━━━━━ Given records

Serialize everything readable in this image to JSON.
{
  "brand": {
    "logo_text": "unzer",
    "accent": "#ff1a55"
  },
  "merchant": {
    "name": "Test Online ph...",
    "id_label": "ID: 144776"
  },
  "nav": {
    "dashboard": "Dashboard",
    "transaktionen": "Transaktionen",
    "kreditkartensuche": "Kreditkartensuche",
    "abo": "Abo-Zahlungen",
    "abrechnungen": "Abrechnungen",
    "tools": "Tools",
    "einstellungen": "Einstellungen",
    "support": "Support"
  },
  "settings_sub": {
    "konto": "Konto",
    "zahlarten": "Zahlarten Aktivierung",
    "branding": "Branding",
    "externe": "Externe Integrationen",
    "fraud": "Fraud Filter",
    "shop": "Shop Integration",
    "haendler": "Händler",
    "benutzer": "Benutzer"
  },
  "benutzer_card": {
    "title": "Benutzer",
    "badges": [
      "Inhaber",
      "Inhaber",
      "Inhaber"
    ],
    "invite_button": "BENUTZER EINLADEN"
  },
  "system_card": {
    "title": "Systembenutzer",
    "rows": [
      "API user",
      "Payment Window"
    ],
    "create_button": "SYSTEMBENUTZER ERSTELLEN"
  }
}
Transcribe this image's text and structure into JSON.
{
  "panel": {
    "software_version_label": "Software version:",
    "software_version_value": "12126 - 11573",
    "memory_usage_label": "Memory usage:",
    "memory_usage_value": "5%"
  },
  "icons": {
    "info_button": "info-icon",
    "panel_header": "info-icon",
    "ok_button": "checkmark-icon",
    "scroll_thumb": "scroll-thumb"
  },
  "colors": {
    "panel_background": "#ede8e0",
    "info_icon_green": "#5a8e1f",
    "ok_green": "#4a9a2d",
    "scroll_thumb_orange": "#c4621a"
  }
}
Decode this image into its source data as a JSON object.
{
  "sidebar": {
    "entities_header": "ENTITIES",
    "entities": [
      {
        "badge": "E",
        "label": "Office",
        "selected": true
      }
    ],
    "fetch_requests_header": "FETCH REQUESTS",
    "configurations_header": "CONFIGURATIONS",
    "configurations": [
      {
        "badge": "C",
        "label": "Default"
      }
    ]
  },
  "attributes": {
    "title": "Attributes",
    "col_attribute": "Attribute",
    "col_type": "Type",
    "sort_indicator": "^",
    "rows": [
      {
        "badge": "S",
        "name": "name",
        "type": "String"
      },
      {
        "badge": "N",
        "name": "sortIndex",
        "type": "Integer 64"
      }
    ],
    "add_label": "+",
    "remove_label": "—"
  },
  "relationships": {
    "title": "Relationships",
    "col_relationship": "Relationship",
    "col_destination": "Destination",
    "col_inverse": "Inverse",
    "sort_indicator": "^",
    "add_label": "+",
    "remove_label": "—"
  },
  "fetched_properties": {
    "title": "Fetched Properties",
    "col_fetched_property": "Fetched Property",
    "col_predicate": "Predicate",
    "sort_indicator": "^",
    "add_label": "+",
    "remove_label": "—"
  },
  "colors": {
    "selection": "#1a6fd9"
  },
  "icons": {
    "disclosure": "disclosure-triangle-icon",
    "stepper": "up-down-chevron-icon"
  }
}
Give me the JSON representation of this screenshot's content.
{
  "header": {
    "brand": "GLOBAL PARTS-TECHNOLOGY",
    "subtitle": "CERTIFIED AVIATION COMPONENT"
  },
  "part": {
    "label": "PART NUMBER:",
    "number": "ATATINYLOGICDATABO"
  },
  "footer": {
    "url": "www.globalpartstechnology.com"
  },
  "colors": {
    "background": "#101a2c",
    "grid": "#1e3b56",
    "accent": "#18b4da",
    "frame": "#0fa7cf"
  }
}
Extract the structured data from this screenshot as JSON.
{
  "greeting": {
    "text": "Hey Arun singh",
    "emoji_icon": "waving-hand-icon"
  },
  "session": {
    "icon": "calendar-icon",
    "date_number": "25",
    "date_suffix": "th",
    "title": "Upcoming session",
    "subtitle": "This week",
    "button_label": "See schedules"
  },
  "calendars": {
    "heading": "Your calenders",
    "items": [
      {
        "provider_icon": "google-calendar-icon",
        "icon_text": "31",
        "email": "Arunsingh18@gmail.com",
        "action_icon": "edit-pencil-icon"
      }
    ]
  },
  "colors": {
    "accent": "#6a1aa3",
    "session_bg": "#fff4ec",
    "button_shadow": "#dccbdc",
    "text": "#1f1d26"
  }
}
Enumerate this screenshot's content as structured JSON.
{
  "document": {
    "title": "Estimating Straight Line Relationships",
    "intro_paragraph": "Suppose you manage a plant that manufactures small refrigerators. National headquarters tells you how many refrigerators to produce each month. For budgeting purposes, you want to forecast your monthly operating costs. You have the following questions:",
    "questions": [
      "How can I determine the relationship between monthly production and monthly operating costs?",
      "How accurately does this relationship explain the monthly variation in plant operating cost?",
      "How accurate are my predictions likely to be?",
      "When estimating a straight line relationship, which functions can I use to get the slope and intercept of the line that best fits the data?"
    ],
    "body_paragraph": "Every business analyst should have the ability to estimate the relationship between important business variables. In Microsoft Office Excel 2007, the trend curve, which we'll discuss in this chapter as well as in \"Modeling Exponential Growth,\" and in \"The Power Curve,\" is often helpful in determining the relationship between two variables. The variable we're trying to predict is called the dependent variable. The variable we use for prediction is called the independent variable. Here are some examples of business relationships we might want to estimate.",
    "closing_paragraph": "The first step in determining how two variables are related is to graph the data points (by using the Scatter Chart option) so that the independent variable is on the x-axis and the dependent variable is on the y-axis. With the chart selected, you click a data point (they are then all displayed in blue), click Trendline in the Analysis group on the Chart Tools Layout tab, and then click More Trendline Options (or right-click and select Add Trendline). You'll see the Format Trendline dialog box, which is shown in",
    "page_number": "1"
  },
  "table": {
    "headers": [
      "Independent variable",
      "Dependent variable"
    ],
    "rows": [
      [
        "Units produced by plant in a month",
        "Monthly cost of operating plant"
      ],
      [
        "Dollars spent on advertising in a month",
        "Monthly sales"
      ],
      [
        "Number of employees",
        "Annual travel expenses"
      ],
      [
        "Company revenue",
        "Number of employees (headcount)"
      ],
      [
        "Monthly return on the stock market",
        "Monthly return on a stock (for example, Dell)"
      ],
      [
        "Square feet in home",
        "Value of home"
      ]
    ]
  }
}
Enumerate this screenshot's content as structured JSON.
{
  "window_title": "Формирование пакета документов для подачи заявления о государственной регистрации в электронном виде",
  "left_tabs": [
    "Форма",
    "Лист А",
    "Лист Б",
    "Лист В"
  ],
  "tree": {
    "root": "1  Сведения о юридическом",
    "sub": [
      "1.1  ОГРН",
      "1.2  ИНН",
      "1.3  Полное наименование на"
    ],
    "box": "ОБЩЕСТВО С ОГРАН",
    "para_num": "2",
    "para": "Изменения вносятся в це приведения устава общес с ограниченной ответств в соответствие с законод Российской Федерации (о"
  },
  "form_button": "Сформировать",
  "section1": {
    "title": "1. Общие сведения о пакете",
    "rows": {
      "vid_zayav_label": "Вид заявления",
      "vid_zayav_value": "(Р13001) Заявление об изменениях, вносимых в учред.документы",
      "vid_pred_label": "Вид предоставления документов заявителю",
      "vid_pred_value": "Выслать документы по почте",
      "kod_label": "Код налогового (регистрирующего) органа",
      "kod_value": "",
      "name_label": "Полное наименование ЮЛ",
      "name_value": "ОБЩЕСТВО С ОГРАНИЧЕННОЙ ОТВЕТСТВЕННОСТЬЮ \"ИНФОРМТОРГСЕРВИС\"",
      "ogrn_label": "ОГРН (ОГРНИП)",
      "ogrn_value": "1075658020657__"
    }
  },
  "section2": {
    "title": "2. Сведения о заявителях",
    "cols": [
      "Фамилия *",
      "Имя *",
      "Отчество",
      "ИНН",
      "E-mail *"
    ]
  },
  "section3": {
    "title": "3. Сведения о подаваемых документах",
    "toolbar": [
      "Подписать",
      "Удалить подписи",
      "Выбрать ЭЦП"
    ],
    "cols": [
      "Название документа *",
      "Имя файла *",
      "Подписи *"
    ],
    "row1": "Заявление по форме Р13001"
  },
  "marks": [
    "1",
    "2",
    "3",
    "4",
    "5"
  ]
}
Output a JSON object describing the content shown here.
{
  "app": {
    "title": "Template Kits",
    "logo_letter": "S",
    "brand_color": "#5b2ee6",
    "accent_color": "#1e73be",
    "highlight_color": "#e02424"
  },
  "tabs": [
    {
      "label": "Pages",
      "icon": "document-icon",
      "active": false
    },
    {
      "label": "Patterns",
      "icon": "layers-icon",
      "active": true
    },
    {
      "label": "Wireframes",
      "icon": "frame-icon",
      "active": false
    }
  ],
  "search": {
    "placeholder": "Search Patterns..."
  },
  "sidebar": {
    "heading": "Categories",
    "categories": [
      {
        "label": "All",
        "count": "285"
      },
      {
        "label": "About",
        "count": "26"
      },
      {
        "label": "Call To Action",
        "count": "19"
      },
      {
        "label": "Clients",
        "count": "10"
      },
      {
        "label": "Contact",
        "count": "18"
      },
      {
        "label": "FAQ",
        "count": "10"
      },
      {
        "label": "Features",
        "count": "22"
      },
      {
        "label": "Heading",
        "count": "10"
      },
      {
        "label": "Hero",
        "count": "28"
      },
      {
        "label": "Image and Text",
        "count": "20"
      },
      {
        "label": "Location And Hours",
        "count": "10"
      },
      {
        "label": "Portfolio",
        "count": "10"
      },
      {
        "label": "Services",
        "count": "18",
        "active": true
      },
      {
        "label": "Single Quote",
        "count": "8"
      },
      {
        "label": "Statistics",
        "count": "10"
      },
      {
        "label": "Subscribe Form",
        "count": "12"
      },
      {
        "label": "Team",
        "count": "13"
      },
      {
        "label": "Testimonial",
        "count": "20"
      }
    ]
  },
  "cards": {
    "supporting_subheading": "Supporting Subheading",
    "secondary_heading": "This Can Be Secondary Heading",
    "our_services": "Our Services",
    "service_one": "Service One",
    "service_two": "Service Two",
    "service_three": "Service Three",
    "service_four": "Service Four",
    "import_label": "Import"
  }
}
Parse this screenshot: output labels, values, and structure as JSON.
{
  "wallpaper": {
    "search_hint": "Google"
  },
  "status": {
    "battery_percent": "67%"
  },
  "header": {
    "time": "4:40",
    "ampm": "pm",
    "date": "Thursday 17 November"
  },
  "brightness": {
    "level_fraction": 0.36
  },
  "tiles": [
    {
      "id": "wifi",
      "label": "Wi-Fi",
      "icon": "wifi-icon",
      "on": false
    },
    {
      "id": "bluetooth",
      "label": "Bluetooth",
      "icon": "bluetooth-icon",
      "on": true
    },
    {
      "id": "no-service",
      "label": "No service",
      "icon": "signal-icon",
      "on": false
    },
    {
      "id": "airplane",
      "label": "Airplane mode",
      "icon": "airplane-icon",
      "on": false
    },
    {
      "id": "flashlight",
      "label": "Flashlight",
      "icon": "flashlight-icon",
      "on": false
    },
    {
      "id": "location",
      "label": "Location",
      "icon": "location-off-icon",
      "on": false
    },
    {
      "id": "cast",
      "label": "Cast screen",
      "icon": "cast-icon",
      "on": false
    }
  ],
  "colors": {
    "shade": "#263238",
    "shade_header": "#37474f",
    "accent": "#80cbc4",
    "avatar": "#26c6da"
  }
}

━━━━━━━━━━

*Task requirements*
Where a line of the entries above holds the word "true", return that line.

*Reply*
        "selected": true
      "active": true
        "active": true
      "on": true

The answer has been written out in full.